I’m doing it! It’s worked! What next?

Keeping one eye on your cash flow is key to avoiding nasty surprises. If you keep the sheet up-to-date, it can help you do this.

It has columns for ‘Year Total’ and ‘Year Average’, too, which can be really helpful in showing whether your overall cash flow is positive or negative for the year, as well as your average income etc. The year average can then me imported to the next year to form the basis of your ‘typical month’ column and the cycle starts over.

As you get more confident, it’s a good idea to start to increase your top-up fund savings (by cutting costs, or boosting income) until you have at least a month’s ‘salary’ on-hand.

A final note…

This approach should be regarded as a useful rule-of-thumb.
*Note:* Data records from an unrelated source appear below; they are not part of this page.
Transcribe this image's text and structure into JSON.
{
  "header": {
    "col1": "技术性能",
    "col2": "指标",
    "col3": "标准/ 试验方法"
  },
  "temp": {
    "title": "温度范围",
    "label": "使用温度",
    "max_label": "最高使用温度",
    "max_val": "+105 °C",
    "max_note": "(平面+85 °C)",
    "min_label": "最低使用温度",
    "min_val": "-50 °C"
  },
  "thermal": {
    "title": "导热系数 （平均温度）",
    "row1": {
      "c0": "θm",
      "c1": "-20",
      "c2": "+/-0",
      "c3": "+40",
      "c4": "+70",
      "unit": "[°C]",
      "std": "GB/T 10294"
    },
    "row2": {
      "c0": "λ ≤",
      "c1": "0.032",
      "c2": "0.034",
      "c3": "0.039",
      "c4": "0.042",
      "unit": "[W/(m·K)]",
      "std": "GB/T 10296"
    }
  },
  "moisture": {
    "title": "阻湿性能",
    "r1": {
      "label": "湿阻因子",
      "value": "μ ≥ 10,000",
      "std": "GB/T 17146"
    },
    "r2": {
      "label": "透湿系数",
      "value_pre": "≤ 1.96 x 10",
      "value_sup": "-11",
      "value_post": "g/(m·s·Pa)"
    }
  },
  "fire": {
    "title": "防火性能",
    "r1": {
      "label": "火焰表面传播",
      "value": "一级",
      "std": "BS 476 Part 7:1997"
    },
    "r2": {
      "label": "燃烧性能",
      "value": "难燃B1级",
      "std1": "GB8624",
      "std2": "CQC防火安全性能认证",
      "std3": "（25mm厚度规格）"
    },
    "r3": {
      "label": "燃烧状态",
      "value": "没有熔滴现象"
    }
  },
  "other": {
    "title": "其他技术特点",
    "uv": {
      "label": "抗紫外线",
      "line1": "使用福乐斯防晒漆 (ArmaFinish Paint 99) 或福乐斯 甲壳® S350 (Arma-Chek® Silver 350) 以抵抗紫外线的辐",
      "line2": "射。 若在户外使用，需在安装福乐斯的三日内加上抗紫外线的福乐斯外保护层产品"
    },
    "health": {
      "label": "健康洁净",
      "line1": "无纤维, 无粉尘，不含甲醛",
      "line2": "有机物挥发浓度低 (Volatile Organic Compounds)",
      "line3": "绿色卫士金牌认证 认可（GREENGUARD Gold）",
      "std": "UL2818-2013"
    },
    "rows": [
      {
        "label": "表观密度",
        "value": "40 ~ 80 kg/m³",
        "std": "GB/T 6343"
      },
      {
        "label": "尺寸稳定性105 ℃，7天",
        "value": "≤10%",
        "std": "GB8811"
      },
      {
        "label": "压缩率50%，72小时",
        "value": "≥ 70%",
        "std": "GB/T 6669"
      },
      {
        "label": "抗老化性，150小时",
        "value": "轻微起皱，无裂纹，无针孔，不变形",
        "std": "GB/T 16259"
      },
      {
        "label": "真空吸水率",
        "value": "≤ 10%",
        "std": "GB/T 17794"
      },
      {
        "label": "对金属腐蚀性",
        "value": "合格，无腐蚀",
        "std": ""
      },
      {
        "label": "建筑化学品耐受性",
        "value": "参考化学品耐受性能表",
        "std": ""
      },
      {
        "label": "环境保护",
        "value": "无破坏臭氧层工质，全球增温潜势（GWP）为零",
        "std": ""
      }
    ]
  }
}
It is a collection of various techniques that have worked for me, but it is not 100% foolproof.

For instance, it initially relies on your past income and predicted spending trends prevailing to keep your top-up fund savings balanced, which (particularly in the current climate) will not always prove to be the case.

In addition, the more dramatically your income fluctuates (say, you have three or four ‘big’ paydays, which sustain you through the year), the more you will need to set aside before you start using this technique regularly. In this case, build the ‘top-up fund’ as much as you can for time being and implement the system following your next big payday.

Nonetheless, the above represents my best effort to date. As we gather more ideas and resources on Creative Money, I will endeavour to update this guide and the spreadsheet.

Ultimately, the minimum you’ll get out of it is a better knowledge of your earnings, spending and the importance of cash flow, all of which can be really useful. Give it a go and let me know how you get on!

Photo by Fabian Blank on Unsplash

How can we help you?

What issues are you facing? What questions do you have about managing your money in the creative industries? What would be most helpful to you?

We don’t have all the answers, but maybe we can find someone that does.

Send your questions and suggestions to creativemoneycontact@gmail.com.
We want to hear from you.